Research in substance use disorder (SUD) treatment settings has identified high rates of chronic pain among patients with opioid use disorder (OUD), but less information is available about the prevalence of chronic pain and other clinical characteristics of those identified with OUD in general medical settings. This study compared electronic health record (EHR) SUD, mental health, and other health condition diagnoses among 4 groups of patients with OUD in a general healthcare system: those with OUD and no chronic pain; those with OUD diagnosis prior to a pain diagnosis; those with OUD and pain diagnoses at the same time point; and those with a chronic pain diagnosis prior to OUD.
- Of 4.6 million patients seen between 2006 and 2015, 5307 had a diagnosis of OUD (0.1%).
- Two-thirds (64%) of patients with OUD had a chronic pain diagnosis; of these, 62% had a chronic pain diagnosis prior to OUD diagnosis.
- Patients with OUD diagnosed prior to chronic pain had higher rates of other SUD diagnoses, as well as higher rates of HIV and hepatitis C.
- Patients with pain diagnoses prior to OUD had the highest rates of mental health disorders as well as multiple chronic medical problems.
Comments: Although it was limited by the unknown accuracy of EHR diagnoses, this study was able to identify patterns of mental health, SUD, and chronic medical diagnoses in different groups of patients with OUD and chronic pain. The high rates of chronic pain diagnoses among patients with OUD likely reflects the general medical setting, with low overall rates of OUD diagnoses and likely low rates of OUD treatment availability. The interplay of chronic pain and OUD in this setting indicates the complexity facing general medical care providers.
Joseph Merrill, MD, MPH
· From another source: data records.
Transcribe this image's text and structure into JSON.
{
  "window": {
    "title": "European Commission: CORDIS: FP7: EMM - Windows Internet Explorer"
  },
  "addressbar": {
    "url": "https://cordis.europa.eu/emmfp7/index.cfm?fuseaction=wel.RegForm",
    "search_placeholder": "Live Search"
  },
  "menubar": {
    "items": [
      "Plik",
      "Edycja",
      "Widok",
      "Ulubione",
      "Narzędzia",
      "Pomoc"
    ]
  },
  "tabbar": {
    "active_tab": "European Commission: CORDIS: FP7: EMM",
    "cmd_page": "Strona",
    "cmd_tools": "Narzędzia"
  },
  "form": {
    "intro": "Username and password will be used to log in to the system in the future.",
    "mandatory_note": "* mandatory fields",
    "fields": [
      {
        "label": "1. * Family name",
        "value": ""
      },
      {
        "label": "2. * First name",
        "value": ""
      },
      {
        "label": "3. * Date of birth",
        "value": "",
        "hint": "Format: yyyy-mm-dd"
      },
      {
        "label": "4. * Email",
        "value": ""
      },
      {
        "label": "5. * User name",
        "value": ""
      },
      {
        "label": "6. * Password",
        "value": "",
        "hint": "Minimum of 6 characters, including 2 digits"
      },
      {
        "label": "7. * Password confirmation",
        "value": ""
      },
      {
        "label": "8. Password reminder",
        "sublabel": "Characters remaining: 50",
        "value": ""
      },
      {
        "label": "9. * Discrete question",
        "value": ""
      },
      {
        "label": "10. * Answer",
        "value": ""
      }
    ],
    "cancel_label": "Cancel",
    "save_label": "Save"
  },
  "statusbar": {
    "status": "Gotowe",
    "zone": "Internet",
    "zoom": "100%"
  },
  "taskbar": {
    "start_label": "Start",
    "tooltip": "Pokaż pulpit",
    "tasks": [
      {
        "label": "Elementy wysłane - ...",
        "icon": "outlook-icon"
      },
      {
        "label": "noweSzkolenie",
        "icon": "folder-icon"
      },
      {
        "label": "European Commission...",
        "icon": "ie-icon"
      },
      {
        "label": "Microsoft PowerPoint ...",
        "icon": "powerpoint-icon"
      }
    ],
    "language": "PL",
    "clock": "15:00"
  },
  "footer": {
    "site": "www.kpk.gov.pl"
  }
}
Reference: Hser YI, Mooney LJ, Saxon AJ, et al. Chronic pain among patients with opioid use disorder: Results from electronic health records data. J Subst Abuse Treat. 2017;77:26–30.